The newly established Coal Commission will meet for the first time on
Monday to discuss coal’s future role in the Czech Republic’s energy mix
and address how to manage its reduced production and use.
Environment Minister Richard Brabec (ANO) announced the creation of the Coal Commission this March. The 19-member advisory board is co-chaired by Brabec and Minister of Industry and Trade Karel Havlíček (ANO). It also includes experts appointed by relevant stakeholders, including industry, labour unions, NGOs and local communities.
Brabec said the main goal is to conduct a structured national debate on the transition from fossil fuels towards renewables and nuclear against the backdrop of combatting climate change.
The Czech Republic is the fifth-biggest polluter in Europe and the 20th in the world in terms of CO2 emissions and the key reason is coal-fired power plants.
Last year, brown coal-fired power plants produced the most electricity in the national energy mix (43 percent), followed by nuclear power plants (a third) and renewable sources (11 percent).
Activists from the Extinction Rebellion environmental group briefly blocked
the entrance to the Ministry for Regional Development on Prague’s Old
Town Square shortly before noon on Friday demanding that the government
reduce emissions from fossil fuels and achieve carbon neutrality by 2025.
The Ministry for Regional Development is represented in a government commission which will debate the gradual phasing out of coal mining and the country’s future energy mix. The activists argued that such a decision should be the result of a broad debate and consensus in society.
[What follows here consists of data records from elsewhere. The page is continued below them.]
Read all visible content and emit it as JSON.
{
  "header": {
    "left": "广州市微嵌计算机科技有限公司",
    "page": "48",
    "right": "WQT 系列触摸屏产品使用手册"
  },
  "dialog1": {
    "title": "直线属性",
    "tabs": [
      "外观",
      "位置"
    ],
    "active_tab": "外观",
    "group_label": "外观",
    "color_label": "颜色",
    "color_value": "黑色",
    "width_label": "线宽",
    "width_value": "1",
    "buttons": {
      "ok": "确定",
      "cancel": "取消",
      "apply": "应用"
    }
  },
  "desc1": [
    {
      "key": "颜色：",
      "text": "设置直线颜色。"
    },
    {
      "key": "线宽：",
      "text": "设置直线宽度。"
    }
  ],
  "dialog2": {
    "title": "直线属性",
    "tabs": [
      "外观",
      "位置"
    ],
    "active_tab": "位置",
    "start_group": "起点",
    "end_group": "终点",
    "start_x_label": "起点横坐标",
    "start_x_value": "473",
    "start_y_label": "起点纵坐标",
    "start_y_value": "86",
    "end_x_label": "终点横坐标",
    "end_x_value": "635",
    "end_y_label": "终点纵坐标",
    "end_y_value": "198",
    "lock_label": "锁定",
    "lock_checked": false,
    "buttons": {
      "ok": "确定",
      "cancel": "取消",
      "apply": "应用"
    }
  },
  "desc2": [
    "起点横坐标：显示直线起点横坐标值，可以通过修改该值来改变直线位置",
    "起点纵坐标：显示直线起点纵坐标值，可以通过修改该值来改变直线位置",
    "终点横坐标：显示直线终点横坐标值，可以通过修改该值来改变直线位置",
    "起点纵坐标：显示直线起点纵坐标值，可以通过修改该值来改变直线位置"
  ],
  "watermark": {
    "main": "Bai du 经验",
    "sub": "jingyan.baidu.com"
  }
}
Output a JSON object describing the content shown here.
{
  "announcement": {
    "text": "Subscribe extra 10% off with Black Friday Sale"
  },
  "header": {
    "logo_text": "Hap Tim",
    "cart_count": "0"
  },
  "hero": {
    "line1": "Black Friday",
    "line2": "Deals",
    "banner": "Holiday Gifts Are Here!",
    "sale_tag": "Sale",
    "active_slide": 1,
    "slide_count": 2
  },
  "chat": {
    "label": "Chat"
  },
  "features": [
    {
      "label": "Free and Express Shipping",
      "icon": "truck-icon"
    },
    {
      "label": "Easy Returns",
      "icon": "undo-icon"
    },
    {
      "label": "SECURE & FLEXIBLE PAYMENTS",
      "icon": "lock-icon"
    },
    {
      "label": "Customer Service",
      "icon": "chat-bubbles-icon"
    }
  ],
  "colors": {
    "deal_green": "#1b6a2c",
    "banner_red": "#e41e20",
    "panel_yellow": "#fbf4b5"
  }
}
The black coal mining company OKD, which underwent reorganization following
insolvency procedures in 2016, is making a profit and could keep its
Karviná mine in operation until 2030, Prime Minister Andrej Babiš said
following talks with the company’s management on Thursday.
The reorganization plan envisaged a gradual phase-out of mining in the region by 2023, but the prime minister said the company was in good shape and making a healthy profit and could continue to operate until 2030.
A final decision is to be made by the end of the year.
Several hundred green activists protested at the Bílina coal mine in the
north of the country on Saturday.
Two dozen of them managed to enter the mine in the early hours of the morning and chained themselves to the excavator. When other protesters tried to force their way into the mine the police intervened, detaining over 170 people.
The protest was organized by the group Limity jsme my which is striving to get the mine closed.
Over two hundred people gathered in the town of Horní Jiřetín in north Bohemia to protest against the lifting of limits on lignite mining in the region. The protesters marched to the edge of the mine, forming a human chain along its border. Several dozen activists have also broken into the premises of the Bílina mine. According to one of the organizers, Michal Černík, the protest aims is to highlight the problems connected with climate change. Horní Jiřetín is a village that could be destroyed if limits on mining in the area are eased or lifted completely.
The government late Wednesday agreed that the state owned company Prisko could make a bid of 80 million crowns for the hard coal mining company OKD, currently subject to insolvency proceedings and a rescue plan. The decision ends a spat in the government over which ministry, finance or industry and trade would take the lead with a possible state rescue. The ministry of industry firm, Diamo, will also take part alongside Prisko, subject to the ministry of finance, in a possible bid. Prime Minister Bohulsav Sobotka underlined that the state had only decided to make a bid and it was up to the insolvency manager of OKD whether it was accepted. Earlier, it was reported that US firm Alcentra has written to the Czech prime minister offering to pay at least 500 million crowns for the hard coal mining company OKD. The news was reported by the business server, Euro. Alcentra, part of the BNY Mellon group also though threatened to start arbitration proceedings if its offer was ignored.
And then there were two. That at least appears to be the final outcome of canvassing for a strategic investor to take over the Czech Republic’s last hard coal mining company, OKD. The mining company, the biggest employer in the Moravia Silesia region with around 11,000 employees, has been the subject of insolvency proceedings since last year.